You’ve been living in the United States on a visa, and you met someone you like a lot. You know your visa is running out, and you haven’t found a way to stay in the country. What happens if you decide to overstay your visa to be with the person you want a relationship with?
Once the end date of validity passes, you’ll be recognized as an unlawful party in the United States. As someone who is unlawfully present, you are exposed to a risk of deportation and other penalties. Before you decide to overstay your visa, keep in mind that it’s easier to get back into the country if you leave legally and reenter legally. Overstaying could impact your ability to return to the United States in the future.
If there are a few specific factors involved in your case, you may be able to overstay your visa without penalties. For instance, if you are a beneficiary of a family unity program, the amount of time you’re unlawfully in the country is not counted against you. The time may also toll, or stop, if you are waiting on a pending application for an extension, change of status or adjustment to your visa.
One simple way to avoid problems is to extend your visa. You can apply to have your visa extended if you were lawfully admitted into the country, haven’t committed any acts that make you inadmissible, aren’t required to depart before extending the visa and submit an extension of stay before your visa’s expiration date. Your attorney can help you apply in advance, so you can avoid being in the U.S. illegally.

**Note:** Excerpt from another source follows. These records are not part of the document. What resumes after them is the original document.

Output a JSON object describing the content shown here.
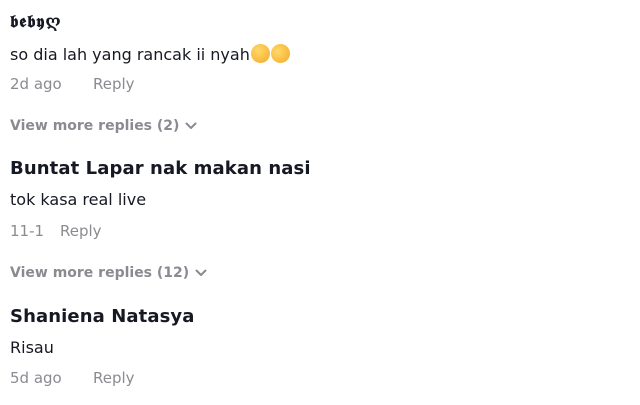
{
  "comments": [
    {
      "username": "𝖇𝖊𝖇𝖞ღ",
      "text": "so dia lah yang rancak ii nyah",
      "emojis": [
        "relieved-face-emoji",
        "rolling-on-floor-laughing-emoji"
      ],
      "time": "2d ago",
      "reply_label": "Reply",
      "view_more": "View more replies (2)"
    },
    {
      "username": "Buntat Lapar nak makan nasi",
      "text": "tok kasa real live",
      "time": "11-1",
      "reply_label": "Reply",
      "view_more": "View more replies (12)"
    },
    {
      "username": "Shaniena Natasya",
      "text": "Risau",
      "time": "5d ago",
      "reply_label": "Reply"
    }
  ],
  "colors": {
    "text_primary": "#161823",
    "text_secondary": "#8a8b91",
    "background": "#ffffff"
  }
}
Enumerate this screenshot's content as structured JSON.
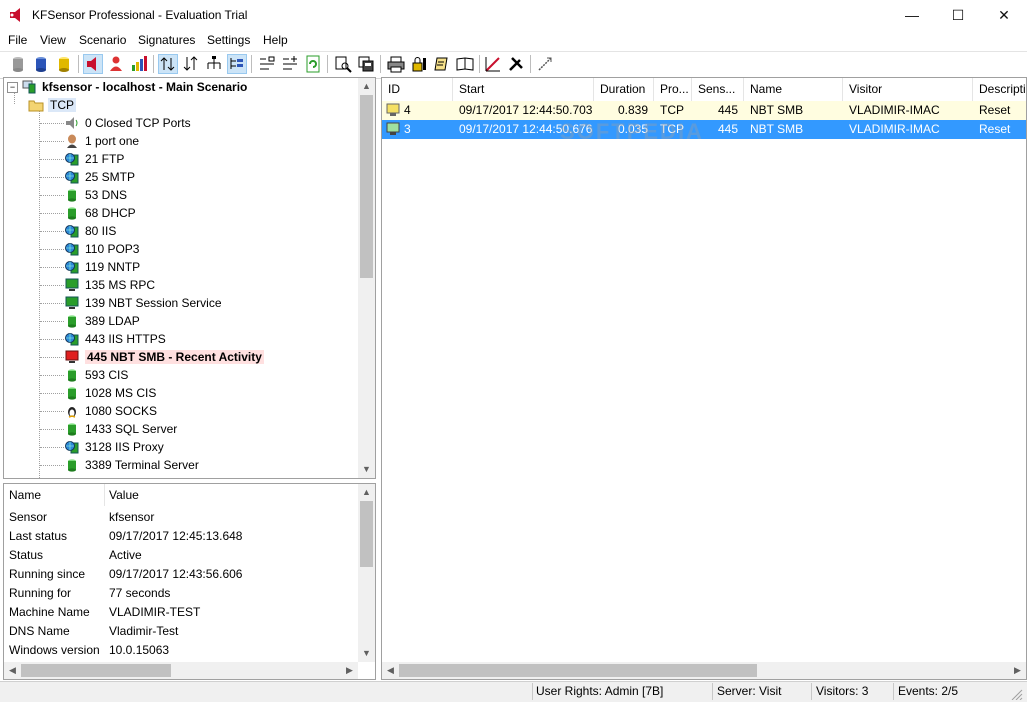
{
  "window": {
    "title": "KFSensor Professional - Evaluation Trial",
    "minimize": "—",
    "maximize": "☐",
    "close": "✕"
  },
  "menu": [
    "File",
    "View",
    "Scenario",
    "Signatures",
    "Settings",
    "Help"
  ],
  "tree": {
    "root": "kfsensor - localhost - Main Scenario",
    "folder": "TCP",
    "items": [
      {
        "port": "0",
        "name": "Closed TCP Ports",
        "icon": "speaker-icon"
      },
      {
        "port": "1",
        "name": "port one",
        "icon": "person-icon"
      },
      {
        "port": "21",
        "name": "FTP",
        "icon": "globe-server-icon"
      },
      {
        "port": "25",
        "name": "SMTP",
        "icon": "globe-server-icon"
      },
      {
        "port": "53",
        "name": "DNS",
        "icon": "database-icon"
      },
      {
        "port": "68",
        "name": "DHCP",
        "icon": "database-icon"
      },
      {
        "port": "80",
        "name": "IIS",
        "icon": "globe-server-icon"
      },
      {
        "port": "110",
        "name": "POP3",
        "icon": "globe-server-icon"
      },
      {
        "port": "119",
        "name": "NNTP",
        "icon": "globe-server-icon"
      },
      {
        "port": "135",
        "name": "MS RPC",
        "icon": "monitor-icon"
      },
      {
        "port": "139",
        "name": "NBT Session Service",
        "icon": "monitor-icon"
      },
      {
        "port": "389",
        "name": "LDAP",
        "icon": "database-icon"
      },
      {
        "port": "443",
        "name": "IIS HTTPS",
        "icon": "globe-server-icon"
      },
      {
        "port": "445",
        "name": "NBT SMB  - Recent Activity",
        "icon": "monitor-alert-icon",
        "active": true
      },
      {
        "port": "593",
        "name": "CIS",
        "icon": "database-icon"
      },
      {
        "port": "1028",
        "name": "MS CIS",
        "icon": "database-icon"
      },
      {
        "port": "1080",
        "name": "SOCKS",
        "icon": "linux-icon"
      },
      {
        "port": "1433",
        "name": "SQL Server",
        "icon": "database-icon"
      },
      {
        "port": "3128",
        "name": "IIS Proxy",
        "icon": "globe-server-icon"
      },
      {
        "port": "3389",
        "name": "Terminal Server",
        "icon": "database-icon"
      }
    ]
  },
  "properties": {
    "headers": {
      "name": "Name",
      "value": "Value"
    },
    "rows": [
      {
        "name": "Sensor",
        "value": "kfsensor"
      },
      {
        "name": "Last status",
        "value": "09/17/2017 12:45:13.648"
      },
      {
        "name": "Status",
        "value": "Active"
      },
      {
        "name": "Running since",
        "value": "09/17/2017 12:43:56.606"
      },
      {
        "name": "Running for",
        "value": "77 seconds"
      },
      {
        "name": "Machine Name",
        "value": "VLADIMIR-TEST"
      },
      {
        "name": "DNS Name",
        "value": "Vladimir-Test"
      },
      {
        "name": "Windows version",
        "value": "10.0.15063"
      }
    ]
  },
  "events": {
    "columns": [
      "ID",
      "Start",
      "Duration",
      "Pro...",
      "Sens...",
      "Name",
      "Visitor",
      "Descripti"
    ],
    "rows": [
      {
        "id": "4",
        "start": "09/17/2017 12:44:50.703",
        "duration": "0.839",
        "protocol": "TCP",
        "sensor": "445",
        "name": "NBT SMB",
        "visitor": "VLADIMIR-IMAC",
        "description": "Reset",
        "state": "highlight"
      },
      {
        "id": "3",
        "start": "09/17/2017 12:44:50.676",
        "duration": "0.035",
        "protocol": "TCP",
        "sensor": "445",
        "name": "NBT SMB",
        "visitor": "VLADIMIR-IMAC",
        "description": "Reset",
        "state": "selected"
      }
    ],
    "watermark": "SOFTPEDIA"
  },
  "status": {
    "user_rights": "User Rights: Admin [7B]",
    "server": "Server: Visit",
    "visitors": "Visitors: 3",
    "events": "Events: 2/5"
  },
  "colors": {
    "highlight_row": "#fffde0",
    "selected_row": "#3399ff",
    "active_item": "#ffe0e0"
  }
}
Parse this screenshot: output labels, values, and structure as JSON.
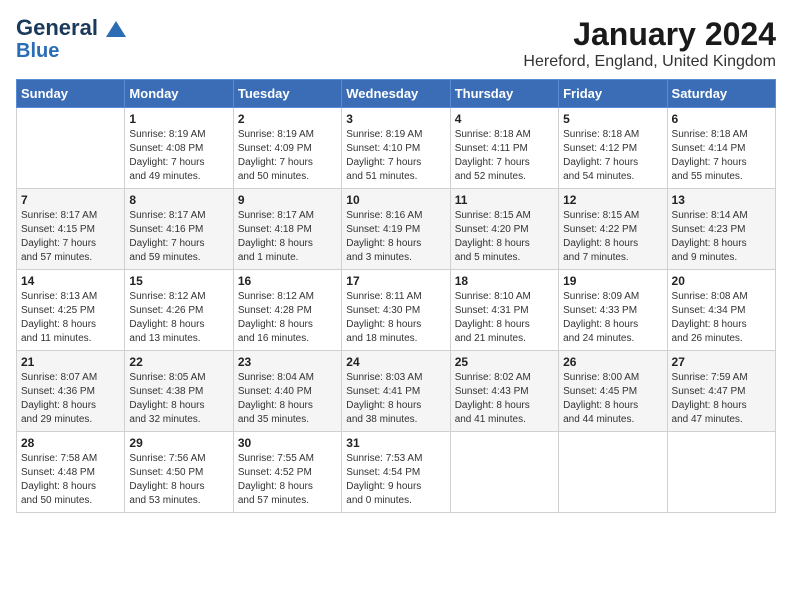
{
  "header": {
    "logo_line1": "General",
    "logo_line2": "Blue",
    "title": "January 2024",
    "subtitle": "Hereford, England, United Kingdom"
  },
  "days_of_week": [
    "Sunday",
    "Monday",
    "Tuesday",
    "Wednesday",
    "Thursday",
    "Friday",
    "Saturday"
  ],
  "weeks": [
    [
      {
        "day": "",
        "text": ""
      },
      {
        "day": "1",
        "text": "Sunrise: 8:19 AM\nSunset: 4:08 PM\nDaylight: 7 hours\nand 49 minutes."
      },
      {
        "day": "2",
        "text": "Sunrise: 8:19 AM\nSunset: 4:09 PM\nDaylight: 7 hours\nand 50 minutes."
      },
      {
        "day": "3",
        "text": "Sunrise: 8:19 AM\nSunset: 4:10 PM\nDaylight: 7 hours\nand 51 minutes."
      },
      {
        "day": "4",
        "text": "Sunrise: 8:18 AM\nSunset: 4:11 PM\nDaylight: 7 hours\nand 52 minutes."
      },
      {
        "day": "5",
        "text": "Sunrise: 8:18 AM\nSunset: 4:12 PM\nDaylight: 7 hours\nand 54 minutes."
      },
      {
        "day": "6",
        "text": "Sunrise: 8:18 AM\nSunset: 4:14 PM\nDaylight: 7 hours\nand 55 minutes."
      }
    ],
    [
      {
        "day": "7",
        "text": "Sunrise: 8:17 AM\nSunset: 4:15 PM\nDaylight: 7 hours\nand 57 minutes."
      },
      {
        "day": "8",
        "text": "Sunrise: 8:17 AM\nSunset: 4:16 PM\nDaylight: 7 hours\nand 59 minutes."
      },
      {
        "day": "9",
        "text": "Sunrise: 8:17 AM\nSunset: 4:18 PM\nDaylight: 8 hours\nand 1 minute."
      },
      {
        "day": "10",
        "text": "Sunrise: 8:16 AM\nSunset: 4:19 PM\nDaylight: 8 hours\nand 3 minutes."
      },
      {
        "day": "11",
        "text": "Sunrise: 8:15 AM\nSunset: 4:20 PM\nDaylight: 8 hours\nand 5 minutes."
      },
      {
        "day": "12",
        "text": "Sunrise: 8:15 AM\nSunset: 4:22 PM\nDaylight: 8 hours\nand 7 minutes."
      },
      {
        "day": "13",
        "text": "Sunrise: 8:14 AM\nSunset: 4:23 PM\nDaylight: 8 hours\nand 9 minutes."
      }
    ],
    [
      {
        "day": "14",
        "text": "Sunrise: 8:13 AM\nSunset: 4:25 PM\nDaylight: 8 hours\nand 11 minutes."
      },
      {
        "day": "15",
        "text": "Sunrise: 8:12 AM\nSunset: 4:26 PM\nDaylight: 8 hours\nand 13 minutes."
      },
      {
        "day": "16",
        "text": "Sunrise: 8:12 AM\nSunset: 4:28 PM\nDaylight: 8 hours\nand 16 minutes."
      },
      {
        "day": "17",
        "text": "Sunrise: 8:11 AM\nSunset: 4:30 PM\nDaylight: 8 hours\nand 18 minutes."
      },
      {
        "day": "18",
        "text": "Sunrise: 8:10 AM\nSunset: 4:31 PM\nDaylight: 8 hours\nand 21 minutes."
      },
      {
        "day": "19",
        "text": "Sunrise: 8:09 AM\nSunset: 4:33 PM\nDaylight: 8 hours\nand 24 minutes."
      },
      {
        "day": "20",
        "text": "Sunrise: 8:08 AM\nSunset: 4:34 PM\nDaylight: 8 hours\nand 26 minutes."
      }
    ],
    [
      {
        "day": "21",
        "text": "Sunrise: 8:07 AM\nSunset: 4:36 PM\nDaylight: 8 hours\nand 29 minutes."
      },
      {
        "day": "22",
        "text": "Sunrise: 8:05 AM\nSunset: 4:38 PM\nDaylight: 8 hours\nand 32 minutes."
      },
      {
        "day": "23",
        "text": "Sunrise: 8:04 AM\nSunset: 4:40 PM\nDaylight: 8 hours\nand 35 minutes."
      },
      {
        "day": "24",
        "text": "Sunrise: 8:03 AM\nSunset: 4:41 PM\nDaylight: 8 hours\nand 38 minutes."
      },
      {
        "day": "25",
        "text": "Sunrise: 8:02 AM\nSunset: 4:43 PM\nDaylight: 8 hours\nand 41 minutes."
      },
      {
        "day": "26",
        "text": "Sunrise: 8:00 AM\nSunset: 4:45 PM\nDaylight: 8 hours\nand 44 minutes."
      },
      {
        "day": "27",
        "text": "Sunrise: 7:59 AM\nSunset: 4:47 PM\nDaylight: 8 hours\nand 47 minutes."
      }
    ],
    [
      {
        "day": "28",
        "text": "Sunrise: 7:58 AM\nSunset: 4:48 PM\nDaylight: 8 hours\nand 50 minutes."
      },
      {
        "day": "29",
        "text": "Sunrise: 7:56 AM\nSunset: 4:50 PM\nDaylight: 8 hours\nand 53 minutes."
      },
      {
        "day": "30",
        "text": "Sunrise: 7:55 AM\nSunset: 4:52 PM\nDaylight: 8 hours\nand 57 minutes."
      },
      {
        "day": "31",
        "text": "Sunrise: 7:53 AM\nSunset: 4:54 PM\nDaylight: 9 hours\nand 0 minutes."
      },
      {
        "day": "",
        "text": ""
      },
      {
        "day": "",
        "text": ""
      },
      {
        "day": "",
        "text": ""
      }
    ]
  ]
}
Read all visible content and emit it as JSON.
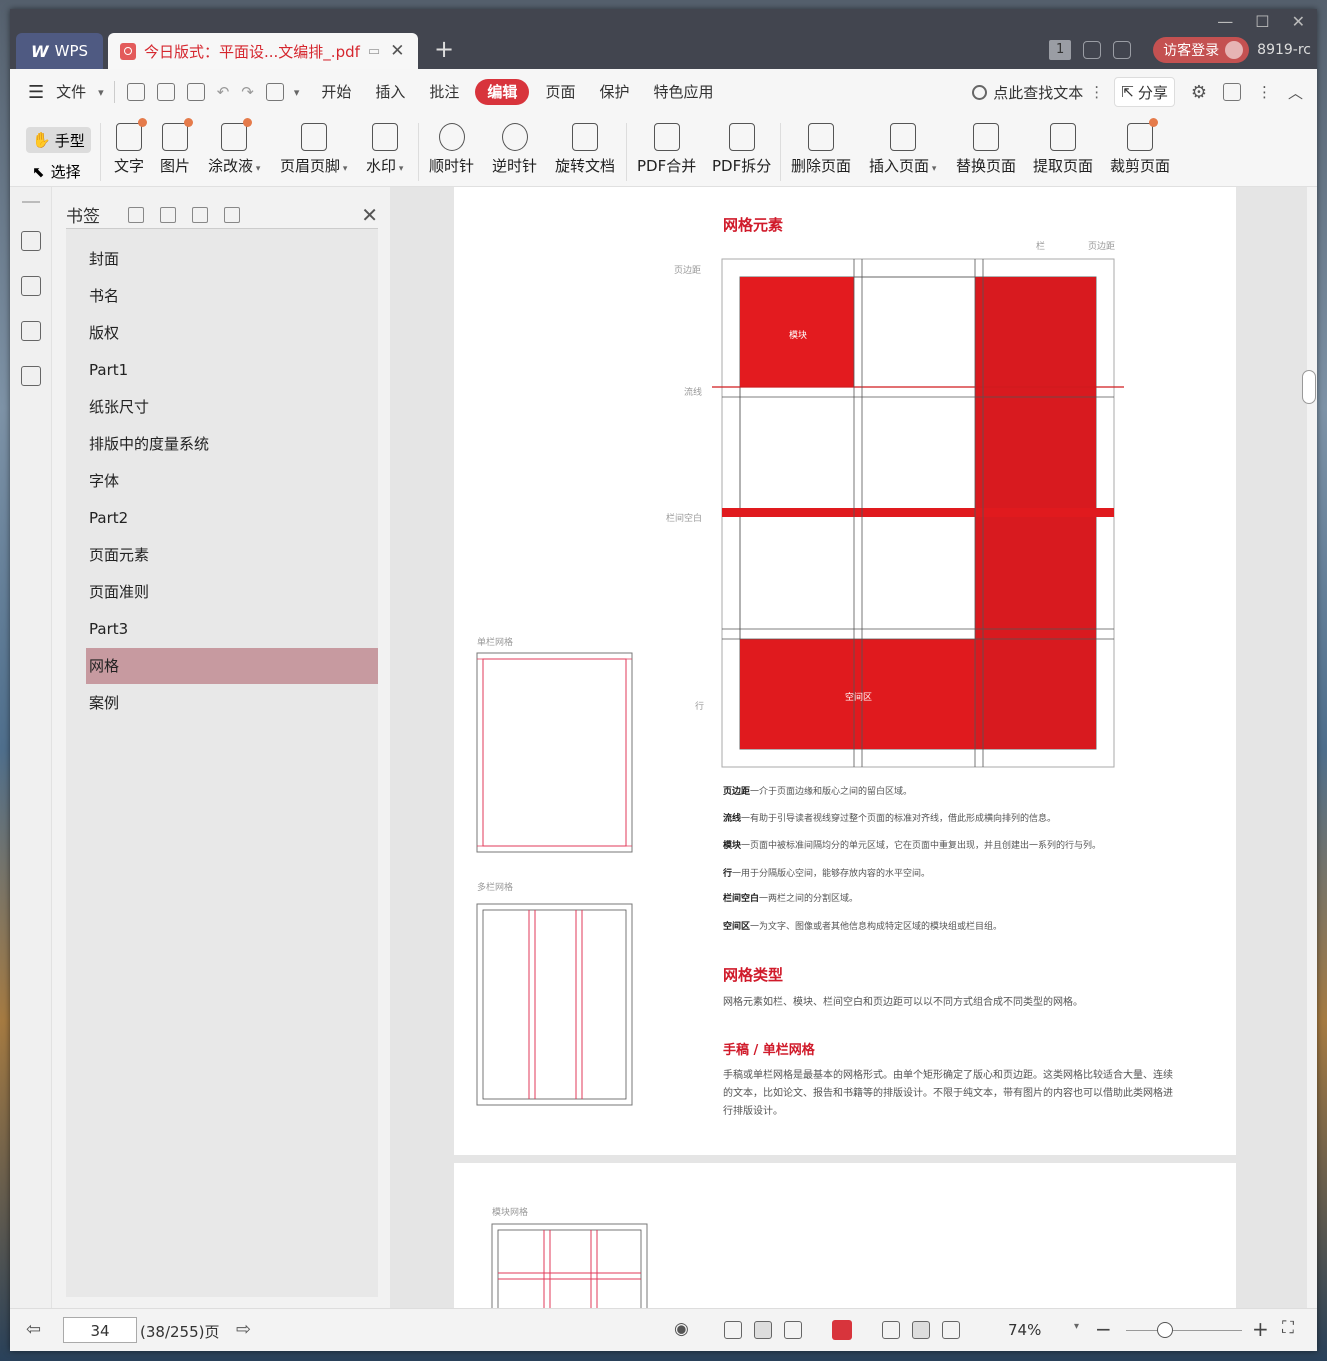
{
  "titlebar": {
    "app_label": "WPS",
    "doc_tab_title": "今日版式：平面设...文编排_.pdf",
    "page_count_badge": "1",
    "login_label": "访客登录",
    "user_label": "8919-rc"
  },
  "menu": {
    "file_label": "文件",
    "items": [
      "开始",
      "插入",
      "批注",
      "编辑",
      "页面",
      "保护",
      "特色应用"
    ],
    "active": "编辑",
    "search_label": "点此查找文本",
    "share_label": "分享"
  },
  "toolbar": {
    "hand_label": "手型",
    "select_label": "选择",
    "tools": [
      "文字",
      "图片",
      "涂改液",
      "页眉页脚",
      "水印",
      "顺时针",
      "逆时针",
      "旋转文档",
      "PDF合并",
      "PDF拆分",
      "删除页面",
      "插入页面",
      "替换页面",
      "提取页面",
      "裁剪页面"
    ]
  },
  "bookmarks": {
    "title": "书签",
    "items": [
      "封面",
      "书名",
      "版权",
      "Part1",
      "纸张尺寸",
      "排版中的度量系统",
      "字体",
      "Part2",
      "页面元素",
      "页面准则",
      "Part3",
      "网格",
      "案例"
    ],
    "selected": "网格"
  },
  "page": {
    "heading1": "网格元素",
    "label_col": "栏",
    "label_margin_top": "页边距",
    "label_margin_left": "页边距",
    "label_flowline": "流线",
    "label_gutter": "栏间空白",
    "label_row": "行",
    "label_module": "模块",
    "label_spatial": "空间区",
    "label_single": "单栏网格",
    "label_multi": "多栏网格",
    "defs": [
      {
        "term": "页边距",
        "desc": "一介于页面边缘和版心之间的留白区域。"
      },
      {
        "term": "流线",
        "desc": "一有助于引导读者视线穿过整个页面的标准对齐线，借此形成横向排列的信息。"
      },
      {
        "term": "模块",
        "desc": "一页面中被标准间隔均分的单元区域，它在页面中重复出现，并且创建出一系列的行与列。"
      },
      {
        "term": "行",
        "desc": "一用于分隔版心空间，能够存放内容的水平空间。"
      },
      {
        "term": "栏间空白",
        "desc": "一两栏之间的分割区域。"
      },
      {
        "term": "空间区",
        "desc": "一为文字、图像或者其他信息构成特定区域的模块组或栏目组。"
      }
    ],
    "heading2": "网格类型",
    "para1": "网格元素如栏、模块、栏间空白和页边距可以以不同方式组合成不同类型的网格。",
    "heading3": "手稿 / 单栏网格",
    "para2_line1": "手稿或单栏网格是最基本的网格形式。由单个矩形确定了版心和页边距。这类网格比较适合大量、连续",
    "para2_line2": "的文本，比如论文、报告和书籍等的排版设计。不限于纯文本，带有图片的内容也可以借助此类网格进",
    "para2_line3": "行排版设计。",
    "page2_label": "模块网格"
  },
  "status": {
    "page_input": "34",
    "page_total": "(38/255)页",
    "zoom": "74%"
  },
  "colors": {
    "accent": "#d8343c",
    "grid_red": "#d01a1f",
    "bookmark_sel": "#c79aa0"
  }
}
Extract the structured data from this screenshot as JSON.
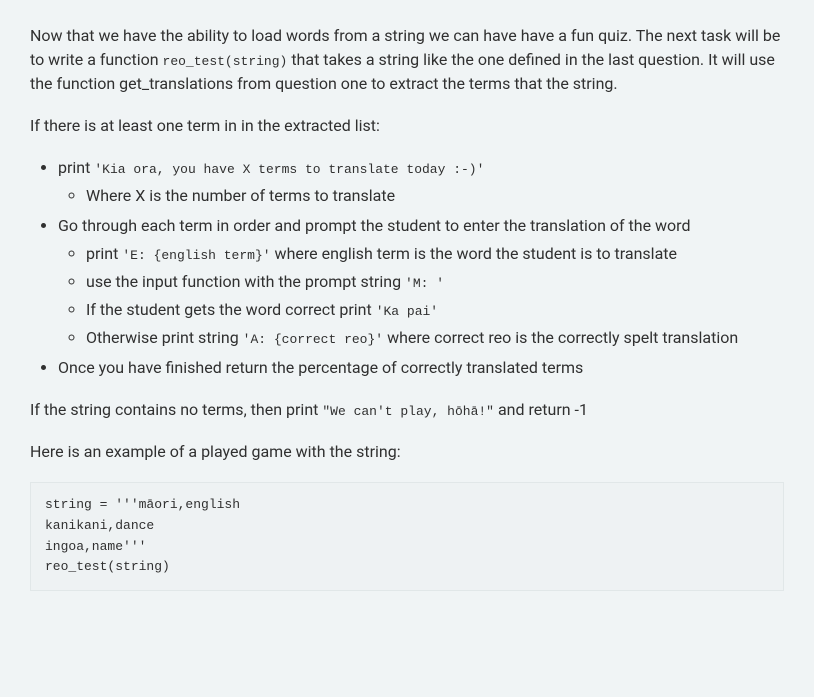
{
  "intro": {
    "part1": "Now that we have the ability to load words from a string we can have have a fun quiz. The next task will be to write a function ",
    "code1": "reo_test(string)",
    "part2": " that takes a string like the one defined in the last question. It will use the function get_translations from question one to extract the terms that the string."
  },
  "cond_intro": "If there is at least one term in in the extracted list:",
  "bullets": {
    "b1_pre": "print ",
    "b1_code": "'Kia ora, you have X terms to translate today :-)'",
    "b1_sub1": "Where X is the number of terms to translate",
    "b2": "Go through each term in order and prompt the student to enter the translation of the word",
    "b2_sub1_pre": "print ",
    "b2_sub1_code": "'E: {english term}'",
    "b2_sub1_post": " where english term is the word the student is to translate",
    "b2_sub2_pre": "use the input function with the prompt string ",
    "b2_sub2_code": "'M: '",
    "b2_sub3_pre": "If the student gets the word correct print ",
    "b2_sub3_code": "'Ka pai'",
    "b2_sub4_pre": "Otherwise print string ",
    "b2_sub4_code": "'A: {correct reo}'",
    "b2_sub4_post": " where correct reo is the correctly spelt translation",
    "b3": "Once you have finished return the percentage of correctly translated terms"
  },
  "no_terms": {
    "pre": "If the string contains no terms, then print ",
    "code": "\"We can't play, hōhā!\"",
    "post": " and return -1"
  },
  "example_intro": "Here is an example of a played game with the string:",
  "code_block": "string = '''māori,english\nkanikani,dance\ningoa,name'''\nreo_test(string)"
}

Source: FindLaw, “What Happens If I Overstay My Visa?,” accessed Nov. 08, 2017